Source records:
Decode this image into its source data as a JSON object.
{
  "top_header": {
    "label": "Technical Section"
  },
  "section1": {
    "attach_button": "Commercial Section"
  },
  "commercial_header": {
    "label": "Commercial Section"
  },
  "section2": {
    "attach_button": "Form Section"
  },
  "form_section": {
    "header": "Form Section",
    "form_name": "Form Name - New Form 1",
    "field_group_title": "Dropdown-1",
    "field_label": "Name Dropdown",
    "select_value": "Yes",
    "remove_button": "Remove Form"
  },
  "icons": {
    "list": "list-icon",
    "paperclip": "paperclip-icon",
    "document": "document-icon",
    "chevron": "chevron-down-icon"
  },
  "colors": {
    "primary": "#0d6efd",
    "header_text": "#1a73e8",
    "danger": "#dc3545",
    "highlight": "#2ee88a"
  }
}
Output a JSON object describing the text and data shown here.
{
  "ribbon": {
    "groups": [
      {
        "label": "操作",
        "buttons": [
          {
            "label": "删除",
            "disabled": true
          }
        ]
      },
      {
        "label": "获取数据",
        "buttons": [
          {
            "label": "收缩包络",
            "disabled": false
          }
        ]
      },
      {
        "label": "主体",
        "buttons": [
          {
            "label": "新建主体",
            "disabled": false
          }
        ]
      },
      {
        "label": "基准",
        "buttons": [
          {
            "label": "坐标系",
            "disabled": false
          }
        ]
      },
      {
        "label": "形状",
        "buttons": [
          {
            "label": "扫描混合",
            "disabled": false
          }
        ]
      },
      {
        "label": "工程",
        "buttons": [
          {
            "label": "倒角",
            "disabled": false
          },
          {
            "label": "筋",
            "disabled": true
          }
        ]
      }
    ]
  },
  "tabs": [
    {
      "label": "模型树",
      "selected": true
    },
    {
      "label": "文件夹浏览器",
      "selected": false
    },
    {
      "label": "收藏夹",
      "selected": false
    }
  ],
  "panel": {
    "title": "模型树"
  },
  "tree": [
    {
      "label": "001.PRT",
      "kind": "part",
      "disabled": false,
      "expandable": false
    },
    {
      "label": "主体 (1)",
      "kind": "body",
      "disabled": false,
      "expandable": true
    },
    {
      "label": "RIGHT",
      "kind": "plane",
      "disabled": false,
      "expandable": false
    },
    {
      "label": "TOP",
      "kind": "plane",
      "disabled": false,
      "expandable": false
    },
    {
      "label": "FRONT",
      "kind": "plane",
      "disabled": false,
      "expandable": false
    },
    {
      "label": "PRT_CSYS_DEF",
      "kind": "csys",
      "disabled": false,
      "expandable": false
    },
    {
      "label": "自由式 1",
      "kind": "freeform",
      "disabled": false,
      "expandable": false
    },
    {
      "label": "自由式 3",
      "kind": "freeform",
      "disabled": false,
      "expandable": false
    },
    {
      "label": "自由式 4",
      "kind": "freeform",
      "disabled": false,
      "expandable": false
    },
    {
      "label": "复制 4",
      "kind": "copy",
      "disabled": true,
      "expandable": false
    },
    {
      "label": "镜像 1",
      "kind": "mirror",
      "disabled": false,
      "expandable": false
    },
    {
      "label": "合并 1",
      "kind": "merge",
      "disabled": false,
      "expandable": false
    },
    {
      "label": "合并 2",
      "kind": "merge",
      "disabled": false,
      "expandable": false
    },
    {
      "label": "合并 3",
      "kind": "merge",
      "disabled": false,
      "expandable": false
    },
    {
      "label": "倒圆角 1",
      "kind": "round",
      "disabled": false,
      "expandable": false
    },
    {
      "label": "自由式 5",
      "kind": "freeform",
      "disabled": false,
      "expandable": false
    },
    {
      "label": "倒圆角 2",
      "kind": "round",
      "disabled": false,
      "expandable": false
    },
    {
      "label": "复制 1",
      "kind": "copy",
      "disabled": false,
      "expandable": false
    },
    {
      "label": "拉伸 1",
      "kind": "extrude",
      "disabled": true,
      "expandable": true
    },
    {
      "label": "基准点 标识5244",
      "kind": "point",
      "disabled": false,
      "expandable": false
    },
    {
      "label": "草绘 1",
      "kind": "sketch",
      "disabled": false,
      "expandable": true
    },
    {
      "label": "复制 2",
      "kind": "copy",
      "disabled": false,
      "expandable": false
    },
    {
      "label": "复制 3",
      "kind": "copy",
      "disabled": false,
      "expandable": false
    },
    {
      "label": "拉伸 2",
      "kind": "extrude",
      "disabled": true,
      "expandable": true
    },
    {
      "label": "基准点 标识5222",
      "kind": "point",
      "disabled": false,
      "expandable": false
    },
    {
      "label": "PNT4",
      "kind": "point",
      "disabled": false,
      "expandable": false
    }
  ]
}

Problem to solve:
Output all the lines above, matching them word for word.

Task answer:
Decode this image into its source data as a JSON object.
{
  "top_header": {
    "label": "Technical Section"
  },
  "section1": {
    "attach_button": "Commercial Section"
  },
  "commercial_header": {
    "label": "Commercial Section"
  },
  "section2": {
    "attach_button": "Form Section"
  },
  "form_section": {
    "header": "Form Section",
    "form_name": "Form Name - New Form 1",
    "field_group_title": "Dropdown-1",
    "field_label": "Name Dropdown",
    "select_value": "Yes",
    "remove_button": "Remove Form"
  },
  "icons": {
    "list": "list-icon",
    "paperclip": "paperclip-icon",
    "document": "document-icon",
    "chevron": "chevron-down-icon"
  },
  "colors": {
    "primary": "#0d6efd",
    "header_text": "#1a73e8",
    "danger": "#dc3545",
    "highlight": "#2ee88a"
  }
}
Output a JSON object describing the text and data shown here.
{
  "ribbon": {
    "groups": [
      {
        "label": "操作",
        "buttons": [
          {
            "label": "删除",
            "disabled": true
          }
        ]
      },
      {
        "label": "获取数据",
        "buttons": [
          {
            "label": "收缩包络",
            "disabled": false
          }
        ]
      },
      {
        "label": "主体",
        "buttons": [
          {
            "label": "新建主体",
            "disabled": false
          }
        ]
      },
      {
        "label": "基准",
        "buttons": [
          {
            "label": "坐标系",
            "disabled": false
          }
        ]
      },
      {
        "label": "形状",
        "buttons": [
          {
            "label": "扫描混合",
            "disabled": false
          }
        ]
      },
      {
        "label": "工程",
        "buttons": [
          {
            "label": "倒角",
            "disabled": false
          },
          {
            "label": "筋",
            "disabled": true
          }
        ]
      }
    ]
  },
  "tabs": [
    {
      "label": "模型树",
      "selected": true
    },
    {
      "label": "文件夹浏览器",
      "selected": false
    },
    {
      "label": "收藏夹",
      "selected": false
    }
  ],
  "panel": {
    "title": "模型树"
  },
  "tree": [
    {
      "label": "001.PRT",
      "kind": "part",
      "disabled": false,
      "expandable": false
    },
    {
      "label": "主体 (1)",
      "kind": "body",
      "disabled": false,
      "expandable": true
    },
    {
      "label": "RIGHT",
      "kind": "plane",
      "disabled": false,
      "expandable": false
    },
    {
      "label": "TOP",
      "kind": "plane",
      "disabled": false,
      "expandable": false
    },
    {
      "label": "FRONT",
      "kind": "plane",
      "disabled": false,
      "expandable": false
    },
    {
      "label": "PRT_CSYS_DEF",
      "kind": "csys",
      "disabled": false,
      "expandable": false
    },
    {
      "label": "自由式 1",
      "kind": "freeform",
      "disabled": false,
      "expandable": false
    },
    {
      "label": "自由式 3",
      "kind": "freeform",
      "disabled": false,
      "expandable": false
    },
    {
      "label": "自由式 4",
      "kind": "freeform",
      "disabled": false,
      "expandable": false
    },
    {
      "label": "复制 4",
      "kind": "copy",
      "disabled": true,
      "expandable": false
    },
    {
      "label": "镜像 1",
      "kind": "mirror",
      "disabled": false,
      "expandable": false
    },
    {
      "label": "合并 1",
      "kind": "merge",
      "disabled": false,
      "expandable": false
    },
    {
      "label": "合并 2",
      "kind": "merge",
      "disabled": false,
      "expandable": false
    },
    {
      "label": "合并 3",
      "kind": "merge",
      "disabled": false,
      "expandable": false
    },
    {
      "label": "倒圆角 1",
      "kind": "round",
      "disabled": false,
      "expandable": false
    },
    {
      "label": "自由式 5",
      "kind": "freeform",
      "disabled": false,
      "expandable": false
    },
    {
      "label": "倒圆角 2",
      "kind": "round",
      "disabled": false,
      "expandable": false
    },
    {
      "label": "复制 1",
      "kind": "copy",
      "disabled": false,
      "expandable": false
    },
    {
      "label": "拉伸 1",
      "kind": "extrude",
      "disabled": true,
      "expandable": true
    },
    {
      "label": "基准点 标识5244",
      "kind": "point",
      "disabled": false,
      "expandable": false
    },
    {
      "label": "草绘 1",
      "kind": "sketch",
      "disabled": false,
      "expandable": true
    },
    {
      "label": "复制 2",
      "kind": "copy",
      "disabled": false,
      "expandable": false
    },
    {
      "label": "复制 3",
      "kind": "copy",
      "disabled": false,
      "expandable": false
    },
    {
      "label": "拉伸 2",
      "kind": "extrude",
      "disabled": true,
      "expandable": true
    },
    {
      "label": "基准点 标识5222",
      "kind": "point",
      "disabled": false,
      "expandable": false
    },
    {
      "label": "PNT4",
      "kind": "point",
      "disabled": false,
      "expandable": false
    }
  ]
}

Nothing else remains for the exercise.